I put together a mid-fidelity prototype for user testing.

Due to project constraints, I prioritized the desktop console. The user flow I decided to test was the primary use case for professional users:

  • Entry point: The user receives a notification that one of their systems is in critical condition and follows a link to the console.
  • End point: The user takes concrete action to resolve the issue, either deploying a technician to handle the issue or contacting Bolton support.
Scroll sideways to view flow  ->

Test & Iterate


Did my design meet the success criteria I’d defined at the beginning of the project?

Evaluating all three metrics required a combination of different testing methods.

It quickly and clearly conveys critical information.

How much information does the subject absorb after short exposure to one of the screens?

Seven second tests

It evokes trust and confidence in the underlying product.

What is the subject’s gut reaction to the visual design? 
What judgments do they make about the product?

Qualitative interviews

It is intuitive and simple to navigate.

Does the navigational structure align with user expectations? Are features easily findable?

Usability tests & quick tasks

I carried out tests with four Bolton employees who were familiar with the concepts behind the console but had never seen it firsthand. Since I wanted to compare my design with the existing interface, I included comparable screens and switched the order of images for each subject.


The redesign produced a large increase in recall accuracy.

Subjects were able to answer questions about the purpose, content, location, and structure of pages from the existing design with low to medium accuracy. In particular, they struggled to process information about the status of the power systems.

The same questions about the redesign were answered with much higher degrees of accuracy.
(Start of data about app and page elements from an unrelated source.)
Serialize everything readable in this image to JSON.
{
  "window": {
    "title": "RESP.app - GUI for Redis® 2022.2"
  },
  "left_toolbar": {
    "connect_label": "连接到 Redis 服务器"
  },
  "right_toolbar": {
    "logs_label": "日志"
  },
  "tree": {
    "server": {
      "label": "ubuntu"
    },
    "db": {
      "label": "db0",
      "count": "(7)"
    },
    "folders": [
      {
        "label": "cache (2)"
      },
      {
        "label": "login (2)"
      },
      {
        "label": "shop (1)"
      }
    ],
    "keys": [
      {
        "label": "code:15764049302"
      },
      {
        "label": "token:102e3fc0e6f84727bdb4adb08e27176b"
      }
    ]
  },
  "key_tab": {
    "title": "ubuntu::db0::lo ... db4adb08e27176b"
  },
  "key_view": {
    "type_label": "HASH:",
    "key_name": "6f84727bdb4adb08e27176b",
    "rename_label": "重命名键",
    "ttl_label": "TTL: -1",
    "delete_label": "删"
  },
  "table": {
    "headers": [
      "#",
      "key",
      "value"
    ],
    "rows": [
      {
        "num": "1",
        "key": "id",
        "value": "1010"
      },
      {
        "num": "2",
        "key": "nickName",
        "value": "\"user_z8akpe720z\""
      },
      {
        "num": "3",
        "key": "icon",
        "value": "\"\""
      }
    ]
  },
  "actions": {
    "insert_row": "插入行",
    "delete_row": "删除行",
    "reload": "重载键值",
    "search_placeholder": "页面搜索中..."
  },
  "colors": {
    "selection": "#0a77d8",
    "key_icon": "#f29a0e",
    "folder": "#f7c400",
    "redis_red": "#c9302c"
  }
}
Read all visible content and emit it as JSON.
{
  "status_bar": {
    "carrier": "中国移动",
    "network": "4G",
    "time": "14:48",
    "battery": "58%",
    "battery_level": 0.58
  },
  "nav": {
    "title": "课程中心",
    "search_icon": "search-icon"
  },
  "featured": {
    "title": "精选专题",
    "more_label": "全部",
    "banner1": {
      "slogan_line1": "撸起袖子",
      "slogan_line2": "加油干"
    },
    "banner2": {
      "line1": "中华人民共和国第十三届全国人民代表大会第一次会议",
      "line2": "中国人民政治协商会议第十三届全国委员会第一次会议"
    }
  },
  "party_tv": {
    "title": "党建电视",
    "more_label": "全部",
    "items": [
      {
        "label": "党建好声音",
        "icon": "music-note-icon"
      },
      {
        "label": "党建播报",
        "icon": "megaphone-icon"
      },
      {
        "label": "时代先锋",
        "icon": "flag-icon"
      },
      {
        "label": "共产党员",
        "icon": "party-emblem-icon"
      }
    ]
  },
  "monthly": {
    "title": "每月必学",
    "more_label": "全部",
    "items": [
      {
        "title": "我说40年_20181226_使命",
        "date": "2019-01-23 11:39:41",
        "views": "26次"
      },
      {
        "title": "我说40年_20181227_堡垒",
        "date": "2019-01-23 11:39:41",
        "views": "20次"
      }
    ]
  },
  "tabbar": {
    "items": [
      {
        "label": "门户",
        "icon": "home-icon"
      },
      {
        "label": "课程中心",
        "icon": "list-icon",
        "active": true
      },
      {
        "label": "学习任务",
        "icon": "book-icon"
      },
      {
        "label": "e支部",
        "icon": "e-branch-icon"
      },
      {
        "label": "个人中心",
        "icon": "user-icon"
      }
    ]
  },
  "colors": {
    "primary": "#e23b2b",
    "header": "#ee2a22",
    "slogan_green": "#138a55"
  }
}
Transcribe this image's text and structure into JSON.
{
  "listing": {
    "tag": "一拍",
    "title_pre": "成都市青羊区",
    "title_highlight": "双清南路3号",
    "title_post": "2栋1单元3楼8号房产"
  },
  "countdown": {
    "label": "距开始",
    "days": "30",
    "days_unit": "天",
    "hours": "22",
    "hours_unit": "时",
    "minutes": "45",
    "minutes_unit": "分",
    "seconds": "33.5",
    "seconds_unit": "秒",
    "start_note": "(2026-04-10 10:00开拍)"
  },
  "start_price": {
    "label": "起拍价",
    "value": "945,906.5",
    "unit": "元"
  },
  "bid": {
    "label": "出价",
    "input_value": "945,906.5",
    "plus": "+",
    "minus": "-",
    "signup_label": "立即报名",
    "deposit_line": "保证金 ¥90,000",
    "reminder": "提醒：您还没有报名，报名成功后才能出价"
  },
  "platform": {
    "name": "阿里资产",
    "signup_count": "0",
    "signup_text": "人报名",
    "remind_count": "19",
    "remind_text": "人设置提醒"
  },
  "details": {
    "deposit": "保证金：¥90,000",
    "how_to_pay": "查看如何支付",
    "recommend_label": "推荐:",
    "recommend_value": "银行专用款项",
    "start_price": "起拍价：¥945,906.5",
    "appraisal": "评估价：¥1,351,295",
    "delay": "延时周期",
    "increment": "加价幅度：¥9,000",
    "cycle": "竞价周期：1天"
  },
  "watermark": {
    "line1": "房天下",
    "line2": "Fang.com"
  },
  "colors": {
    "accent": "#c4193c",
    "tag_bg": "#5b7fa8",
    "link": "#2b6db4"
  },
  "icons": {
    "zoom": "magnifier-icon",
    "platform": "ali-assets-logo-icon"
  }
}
Most subjects were able to correctly identify the specific alert type, and all were able to accurately describe the fundamental issue with the system’s power flow.


Subjects found the information architecture clear and intuitive.

All subjects navigated through the flow as anticipated and confirmed that each step of the flow matched their expectations of what they would see before clicking.

They were able to complete short tasks with speed and ease (such as finding system maintenance notes, info about other systems in the group, etc).


The redesign felt more professional and inspired more confidence in the product.

In comparison, the existing console didn’t evoke the same degree of trust in the company or the underlying technology.

finding #4

A few particular features of the redesign were sources of surprise and delight.

All participants expressed that they liked the power flow chart as a way to visually convey the inner workings of the system, especially the flow animation and the power trend statistic.


The user testing sessions were extremely productive in identifying potential improvements.

Here are two selected examples of problem areas and solutions:


Add more information and a CTA button to the dashboard alert banner.

Users gravitated to the alert banner, and some expressed wanting to click on it. By leaning into this urge and adding a button to view more information, the flow could be made even more intuitive.


Provide a way to easily copy links to alerts.

When I asked one participant what his next steps would be after expanding the alert details, he replied:

If I was reaching out to a technician I work with closely, I’d probably screenshot [the alert details] and send it to them whatever way we normally communicate.

His answer raised an excellent point—instead of forcing users to contact their technicians by using the product’s internal contacting system, let them paste the alert details directly into their preferred messaging tool. This way, the product can integrate samlessly into the user’s existing workflow.

The Final Product


Bringing the design system and testing findings together, here is the redesigned Bolton monitoring console for desktop and mobile.

Note: If the videos aren't playing in your browser, you can also view them on Dropbox.

Logging in to check on a misbehaving system on the desktop console.
The same flow accessed through a mobile browser.